ACTION ITEM: Where a line of the records contains the word "icon", show that line.
--- RECORDS Enclosed Below ---
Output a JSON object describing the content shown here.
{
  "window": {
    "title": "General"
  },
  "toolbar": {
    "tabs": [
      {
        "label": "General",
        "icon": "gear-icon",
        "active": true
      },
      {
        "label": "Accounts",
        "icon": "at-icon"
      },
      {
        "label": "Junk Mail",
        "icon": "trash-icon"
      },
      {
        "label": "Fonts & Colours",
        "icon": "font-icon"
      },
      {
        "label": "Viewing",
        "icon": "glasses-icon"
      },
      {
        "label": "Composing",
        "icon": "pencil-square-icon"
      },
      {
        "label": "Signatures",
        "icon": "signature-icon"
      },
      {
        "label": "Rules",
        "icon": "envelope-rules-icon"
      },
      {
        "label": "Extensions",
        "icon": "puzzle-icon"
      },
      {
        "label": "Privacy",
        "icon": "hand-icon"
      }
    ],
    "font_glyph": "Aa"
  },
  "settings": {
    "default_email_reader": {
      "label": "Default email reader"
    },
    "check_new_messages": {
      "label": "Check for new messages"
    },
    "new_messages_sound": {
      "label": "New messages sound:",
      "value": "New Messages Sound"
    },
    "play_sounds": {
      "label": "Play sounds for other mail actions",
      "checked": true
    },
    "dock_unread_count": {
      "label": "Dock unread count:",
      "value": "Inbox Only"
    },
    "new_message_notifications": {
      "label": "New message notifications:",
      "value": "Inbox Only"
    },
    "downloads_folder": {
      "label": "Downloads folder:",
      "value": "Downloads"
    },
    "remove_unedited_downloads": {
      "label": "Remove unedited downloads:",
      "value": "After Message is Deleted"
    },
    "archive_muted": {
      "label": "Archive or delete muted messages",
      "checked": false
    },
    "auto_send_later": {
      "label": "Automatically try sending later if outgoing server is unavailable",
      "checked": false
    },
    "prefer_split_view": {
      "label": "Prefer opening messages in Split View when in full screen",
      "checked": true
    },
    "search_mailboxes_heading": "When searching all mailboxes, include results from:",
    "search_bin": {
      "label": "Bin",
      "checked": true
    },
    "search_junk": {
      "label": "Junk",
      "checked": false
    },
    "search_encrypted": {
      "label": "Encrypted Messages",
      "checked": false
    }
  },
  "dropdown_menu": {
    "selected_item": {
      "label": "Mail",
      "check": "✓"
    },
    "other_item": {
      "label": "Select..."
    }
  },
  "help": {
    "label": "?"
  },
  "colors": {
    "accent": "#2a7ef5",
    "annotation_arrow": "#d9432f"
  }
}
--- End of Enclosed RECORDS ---
SOLVED PROBLEM:
        "icon": "gear-icon",
        "icon": "at-icon"
        "icon": "trash-icon"
        "icon": "font-icon"
        "icon": "glasses-icon"
        "icon": "pencil-square-icon"
        "icon": "signature-icon"
        "icon": "envelope-rules-icon"
        "icon": "puzzle-icon"
        "icon": "hand-icon"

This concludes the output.